Yuanjun Zhang (IRIS)
1、What are the two primary objectives of any Long Term Incentive? What three forms of awards do Long Term Incentive arrangements take? According to the author which one is the most prevalent?
Two primary objectives
Long-term incentives create an identity between the interests of executives and shareholders.
Long-term incentives also encourage stock ownership.
Three forms of awards
• Capital stock or the right to purchase or receive capital stock under specified terms and conditions
• The right to receive cash under specified terms and conditions
• A combination of any of the foregoing
Stock options, restricted stock, and performance awards consisting of shares, units, or cash figure as the primary forms of long-term incentive and capital accumulation plans. Other approaches, such as phantom stock, are far less prevalent.
2、What is restricted stock? Define “stock option.”Briefly explain what is meant by “stock appreciation rights.” when is it effectively used?
Restricted stock involves an outright award of shares to the executive. Normally the executive does not pay for the shares, although in some states and in certain mutual organizations, a nominal consideration, often the par value of the shares, is required. The executive enjoys the rights of a shareholder immediately, including voting and dividend rights, except that the right to sell or transfer the shares is restricted for a fixed period. If the executive leaves the employ of the company during this restricted period, the shares are forfeited, making restricted stock an effective retention device.
A grant of stock options provides the optionee with the right to purchase a given number of shares of common stock at a fixed price for a defined term, usually 10 years.

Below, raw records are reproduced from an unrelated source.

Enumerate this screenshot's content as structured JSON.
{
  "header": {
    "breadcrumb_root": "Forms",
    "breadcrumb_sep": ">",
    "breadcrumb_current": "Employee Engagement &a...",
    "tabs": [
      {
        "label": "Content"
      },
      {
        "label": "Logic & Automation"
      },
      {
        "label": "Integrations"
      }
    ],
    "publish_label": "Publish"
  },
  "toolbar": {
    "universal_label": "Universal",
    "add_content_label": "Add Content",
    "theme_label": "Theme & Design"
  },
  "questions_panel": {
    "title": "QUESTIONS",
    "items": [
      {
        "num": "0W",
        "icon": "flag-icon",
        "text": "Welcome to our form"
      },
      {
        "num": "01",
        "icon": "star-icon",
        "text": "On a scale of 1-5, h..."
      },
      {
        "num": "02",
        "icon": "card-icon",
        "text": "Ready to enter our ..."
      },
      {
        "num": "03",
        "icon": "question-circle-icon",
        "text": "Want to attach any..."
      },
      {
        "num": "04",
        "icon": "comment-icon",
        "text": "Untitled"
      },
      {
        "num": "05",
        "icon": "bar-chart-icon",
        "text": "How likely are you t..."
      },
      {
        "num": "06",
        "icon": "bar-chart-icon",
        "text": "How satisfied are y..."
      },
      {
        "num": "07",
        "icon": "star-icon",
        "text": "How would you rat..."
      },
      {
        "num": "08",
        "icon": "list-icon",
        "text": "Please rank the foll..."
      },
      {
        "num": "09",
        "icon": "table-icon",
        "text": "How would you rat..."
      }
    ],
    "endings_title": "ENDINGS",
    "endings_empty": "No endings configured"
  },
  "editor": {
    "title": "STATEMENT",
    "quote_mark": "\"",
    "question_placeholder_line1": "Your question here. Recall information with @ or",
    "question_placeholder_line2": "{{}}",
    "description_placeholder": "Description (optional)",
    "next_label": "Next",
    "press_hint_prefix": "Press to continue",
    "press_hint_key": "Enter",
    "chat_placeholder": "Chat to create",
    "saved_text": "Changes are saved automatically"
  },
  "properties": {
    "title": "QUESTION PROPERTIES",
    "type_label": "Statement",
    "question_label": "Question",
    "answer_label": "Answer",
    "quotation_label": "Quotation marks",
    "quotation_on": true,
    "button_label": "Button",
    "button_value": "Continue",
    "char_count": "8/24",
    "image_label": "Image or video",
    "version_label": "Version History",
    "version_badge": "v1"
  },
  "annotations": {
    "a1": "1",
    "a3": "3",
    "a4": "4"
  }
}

The option exercise price, or strike price, is normally set equal to the fair market value of a share on the date of grant, but may be set above fair market value (“premium-priced options”) or below fair market value (“discounted options”). Today most companies use stock options priced “at the money” as their core capital accumulation plan.

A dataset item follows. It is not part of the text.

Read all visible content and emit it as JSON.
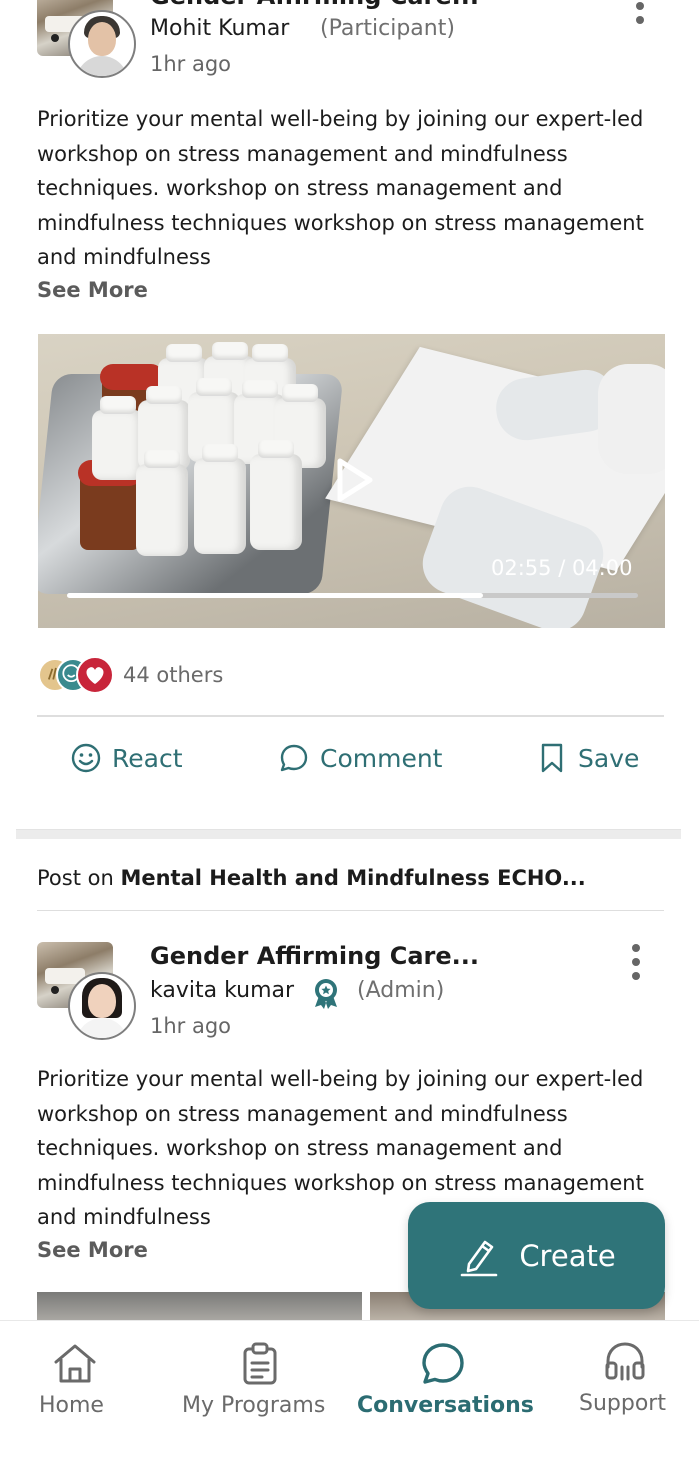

A stock appreciation right (SAR) provides the executive with the right to receive a payment equal to the appreciation in the fair market value of a given number of shares for a fixed period, normally 10 years.
From the executive’s perspective, exercising nonqualified options is comparable to exercising SARs. The key difference is that the executive actually makes a purchase when exercising an option, receives shares, and has the opportunity to maintain an investment in the company by holding the shares. When an SAR is exercised for cash, a transfer of shares does not occur. While options and SARs have reasonably similar financial consequences for the executive, the financial impact on the company differs markedly. Unlike options, SARs result in a charge to earnings equal to the appreciation embedded in the underlying shares.
SARs were used extensively as an alternative to stock options until the Securities Exchange Commission (SEC) revamped the insider trading rules under Section 16 of the 1934 Securities Act in the early 1990s.
Under the simplified insider trading rules, corporate insiders were allowed to exercise options and sell the shares acquired immediately, provided the stock option was held for at least six months after grant and certain other conditions related to the option plan itself were met. The need for SARs disappeared, and most companies stopped granting them to avoid the onerous accounting and cash flow implications.
3、What is meant by overhang? Why is it an investor concern for publicly traded companies? What is the relation between market volatility and equity based long-term incentive programs?
Overhang is a measure of the potential dilution to which a common stock's existing shareholders are exposed due to the potential that stock-based compensation will be…